The European Commission is currently in the process of finalizing its “Union List” of permitted claims, which will be released in December this year.
A November workshop to be hosted in Brussels by consulting firm EAS (Brussels) will discuss how food companies can market their products in the EU following the European Food Safety Authority’s (EFSA) final batch of Article 13.1 health-claims opinions.
According to EAS, the transition period during which companies are granted time to ensure that their marketing is in accordance with the list of approved health claims will expire sometime during 2012. In July, EFSA issued its final batch of Article 13 health claims opinions, with botanical ingredients still awaiting judgment. The European Commission is currently in the process of finalizing its “Union List” of permitted claims, which will be released in December this year, EAS stated. Following that, the Standing Committee must determine whether or not to adopt that list.

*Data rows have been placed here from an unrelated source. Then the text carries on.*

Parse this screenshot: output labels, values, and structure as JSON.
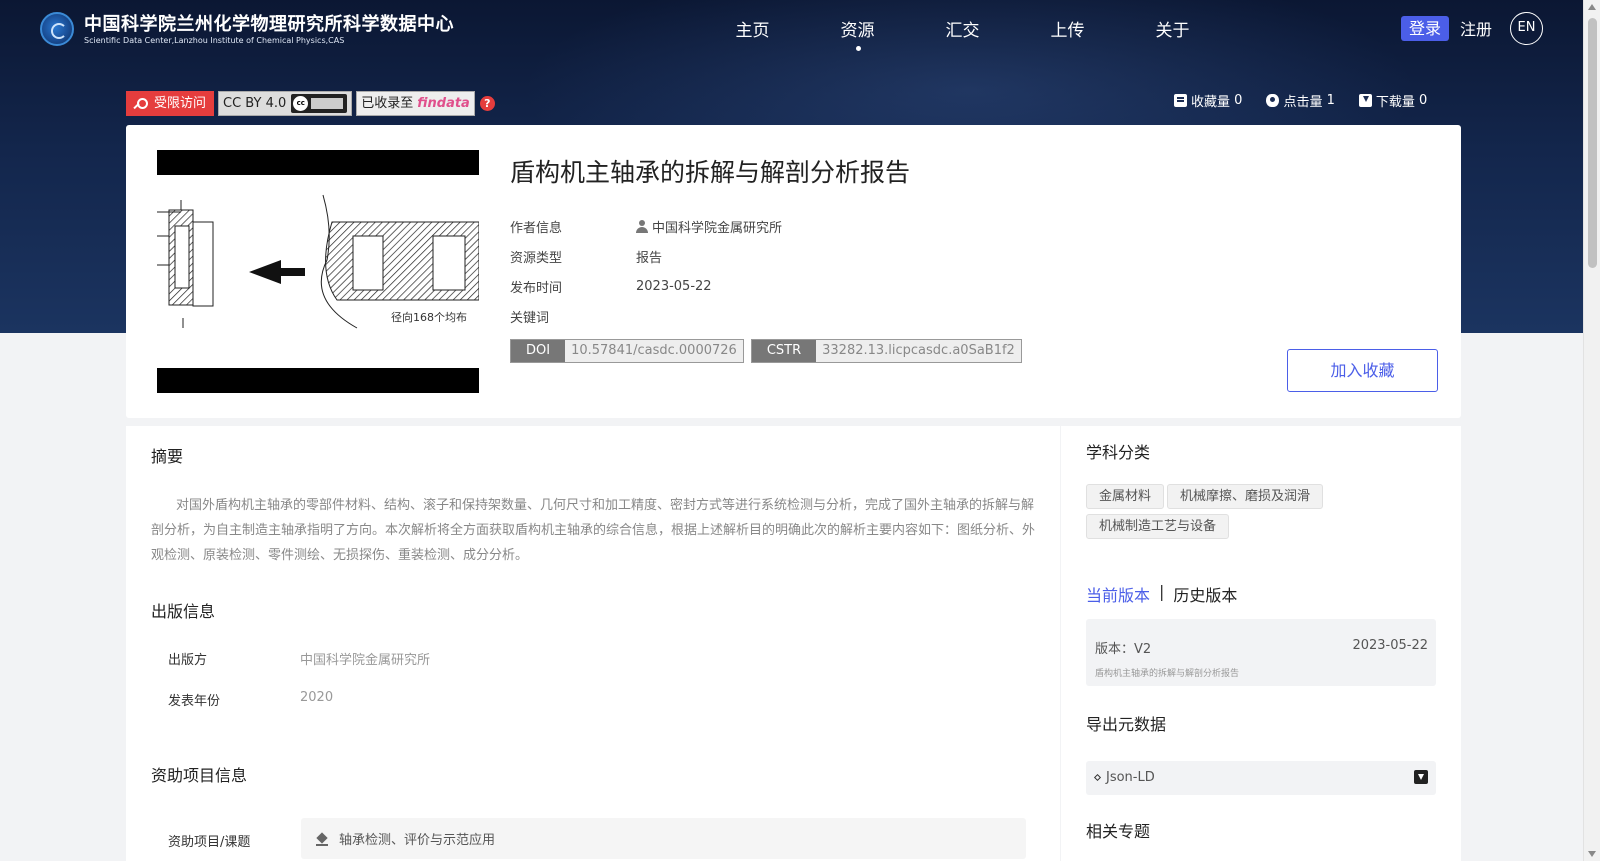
{
  "header": {
    "logo_title": "中国科学院兰州化学物理研究所科学数据中心",
    "logo_subtitle": "Scientific Data Center,Lanzhou Institute of Chemical Physics,CAS",
    "nav": [
      "主页",
      "资源",
      "汇交",
      "上传",
      "关于"
    ],
    "active_nav": "资源",
    "login": "登录",
    "register": "注册",
    "lang": "EN"
  },
  "badges": {
    "restricted": "受限访问",
    "license": "CC BY 4.0",
    "cc_mark": "cc",
    "indexed": "已收录至",
    "findata": "findata",
    "help": "?"
  },
  "stats": {
    "favorites_label": "收藏量",
    "favorites": "0",
    "clicks_label": "点击量",
    "clicks": "1",
    "downloads_label": "下载量",
    "downloads": "0"
  },
  "resource": {
    "title": "盾构机主轴承的拆解与解剖分析报告",
    "thumbnail_caption": "径向168个均布",
    "meta": [
      {
        "label": "作者信息",
        "value": "中国科学院金属研究所"
      },
      {
        "label": "资源类型",
        "value": "报告"
      },
      {
        "label": "发布时间",
        "value": "2023-05-22"
      },
      {
        "label": "关键词",
        "value": ""
      }
    ],
    "doi_key": "DOI",
    "doi_value": "10.57841/casdc.0000726",
    "cstr_key": "CSTR",
    "cstr_value": "33282.13.licpcasdc.a0SaB1f2",
    "fav_button": "加入收藏"
  },
  "abstract": {
    "title": "摘要",
    "text": "对国外盾构机主轴承的零部件材料、结构、滚子和保持架数量、几何尺寸和加工精度、密封方式等进行系统检测与分析，完成了国外主轴承的拆解与解剖分析，为自主制造主轴承指明了方向。本次解析将全方面获取盾构机主轴承的综合信息，根据上述解析目的明确此次的解析主要内容如下：图纸分析、外观检测、原装检测、零件测绘、无损探伤、重装检测、成分分析。"
  },
  "publication": {
    "title": "出版信息",
    "publisher_label": "出版方",
    "publisher": "中国科学院金属研究所",
    "year_label": "发表年份",
    "year": "2020"
  },
  "funding": {
    "title": "资助项目信息",
    "label": "资助项目/课题",
    "value": "轴承检测、评价与示范应用"
  },
  "sidebar": {
    "subject_title": "学科分类",
    "subjects": [
      "金属材料",
      "机械摩擦、磨损及润滑",
      "机械制造工艺与设备"
    ],
    "current_version": "当前版本",
    "separator": "|",
    "history_version": "历史版本",
    "version_label": "版本：V2",
    "version_date": "2023-05-22",
    "version_desc": "盾构机主轴承的拆解与解剖分析报告",
    "export_title": "导出元数据",
    "export_format": "Json-LD",
    "related_title": "相关专题"
  },
  "colors": {
    "accent": "#4b5ee8",
    "restricted": "#e53d3d",
    "header_bg": "#0b1733"
  }
}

EAS says that companies whose health claims are no longer approved will have to find alternative ways of marketing their products and advertising health benefits to consumers.
“Additional ways of making products attractive to consumers can be explored, for example, fresh innovative packaging or product label designs, new tastes, and slogans that fall outside of the scope of the EU health-claims regulation,” stated Stefanie Geiser, EAS’s regulatory affairs manager. “Innovation and differentiation can still be achieved through the inclusion of special ingredients, even without making health claims specifically for these, and claims can be made in different ways-for example, by combining ingredients with approved health claims with other ingredients.”
And some claims might opt out of regulation if they are trademarked. “Brand names and trademarks expressing health claims, for example, can under certain circumstances continue to be used until 2022, without requiring EU authorization,” Geiser stated.
Read here for more on the EAS workshop.